=== Begin Enclosure ===

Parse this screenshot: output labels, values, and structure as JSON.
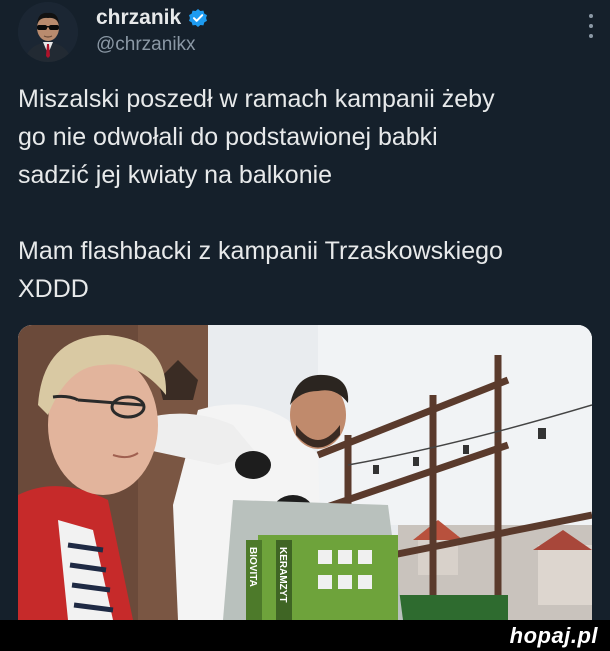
{
  "user": {
    "display_name": "chrzanik",
    "handle": "@chrzanikx",
    "verified": true,
    "avatar_icon": "avatar-sunglasses-man",
    "verified_icon": "verified-badge-icon"
  },
  "tweet": {
    "paragraphs": [
      "Miszalski poszedł w ramach kampanii żeby",
      "go nie odwołali do podstawionej babki",
      "sadzić jej kwiaty na balkonie",
      "Mam flashbacki z kampanii Trzaskowskiego",
      "XDDD"
    ]
  },
  "media": {
    "icon": "photo-man-planting-flowers-on-balcony",
    "bag_labels": [
      "BIOVITA",
      "KERAMZYT"
    ]
  },
  "more_menu_icon": "more-dots-icon",
  "watermark": {
    "text": "hopaj.pl"
  },
  "colors": {
    "background": "#15202b",
    "text": "#e7e9ea",
    "secondary_text": "#8b98a5",
    "verified": "#1d9bf0",
    "footer": "#000000"
  }
}
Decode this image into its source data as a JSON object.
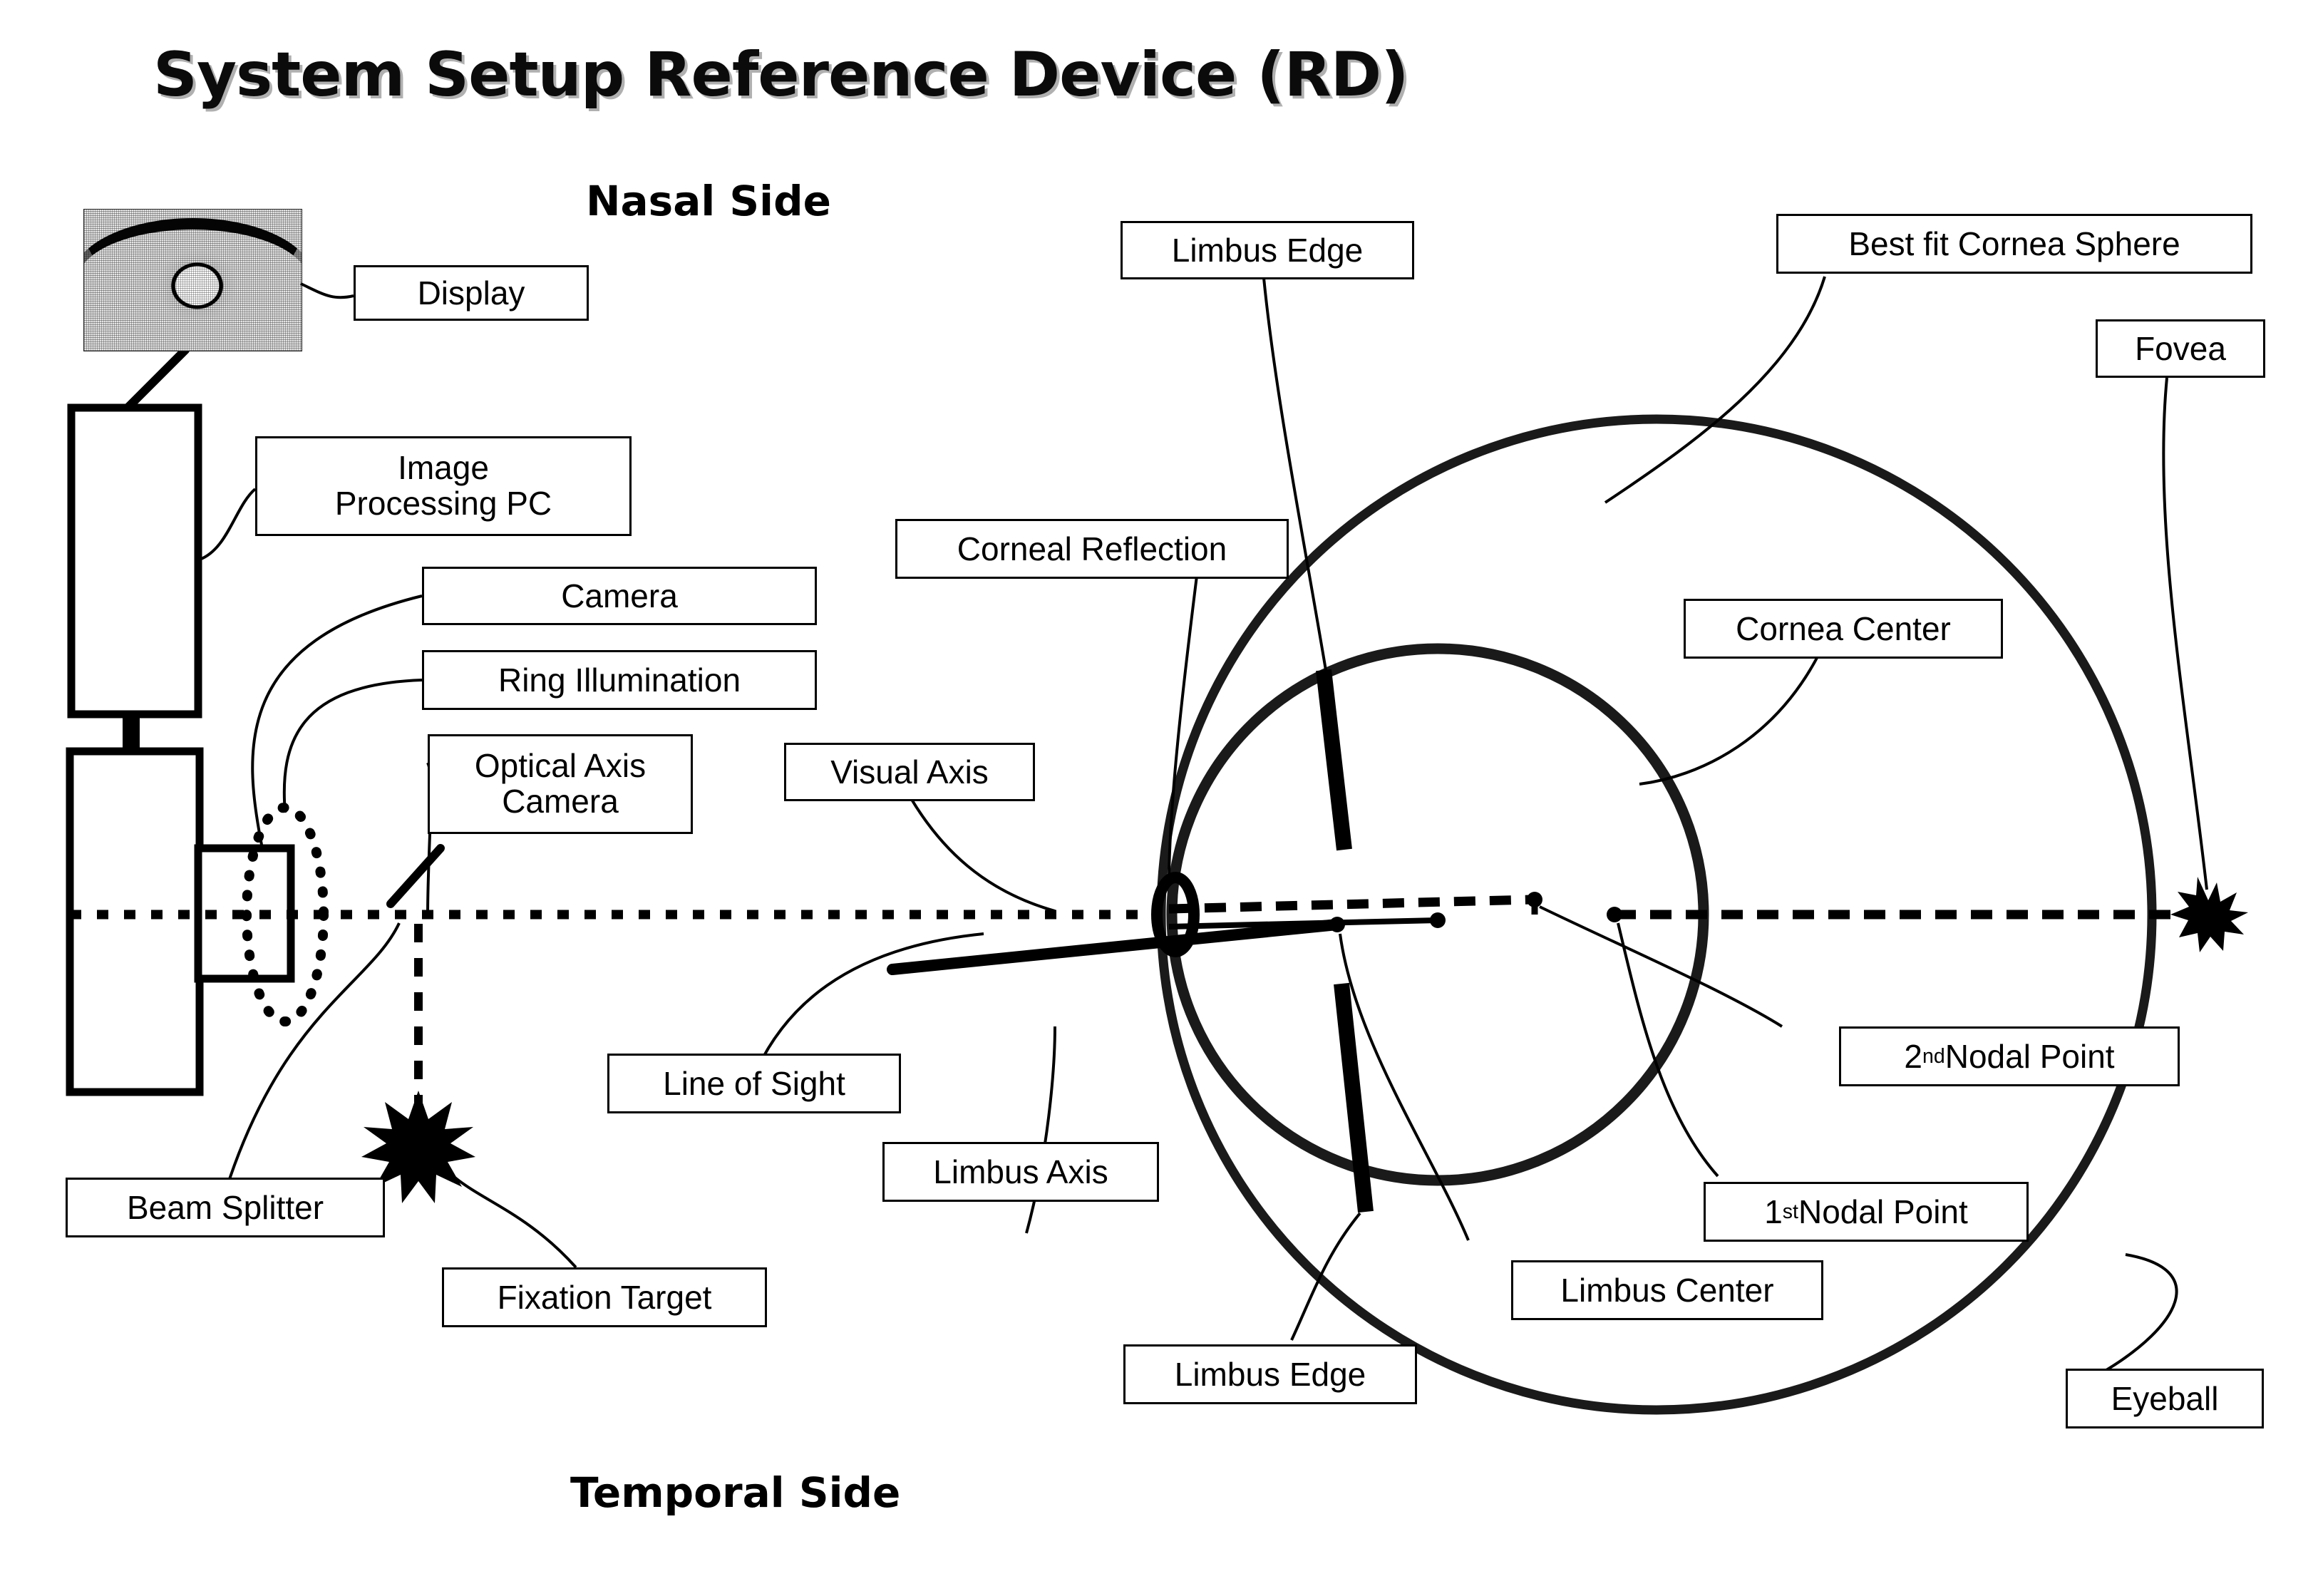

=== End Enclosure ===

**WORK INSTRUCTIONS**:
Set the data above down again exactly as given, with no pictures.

**ANSWER AREA**:
Parse this screenshot: output labels, values, and structure as JSON.
{
  "user": {
    "display_name": "chrzanik",
    "handle": "@chrzanikx",
    "verified": true,
    "avatar_icon": "avatar-sunglasses-man",
    "verified_icon": "verified-badge-icon"
  },
  "tweet": {
    "paragraphs": [
      "Miszalski poszedł w ramach kampanii żeby",
      "go nie odwołali do podstawionej babki",
      "sadzić jej kwiaty na balkonie",
      "Mam flashbacki z kampanii Trzaskowskiego",
      "XDDD"
    ]
  },
  "media": {
    "icon": "photo-man-planting-flowers-on-balcony",
    "bag_labels": [
      "BIOVITA",
      "KERAMZYT"
    ]
  },
  "more_menu_icon": "more-dots-icon",
  "watermark": {
    "text": "hopaj.pl"
  },
  "colors": {
    "background": "#15202b",
    "text": "#e7e9ea",
    "secondary_text": "#8b98a5",
    "verified": "#1d9bf0",
    "footer": "#000000"
  }
}
Decode this image into its source data as a JSON object.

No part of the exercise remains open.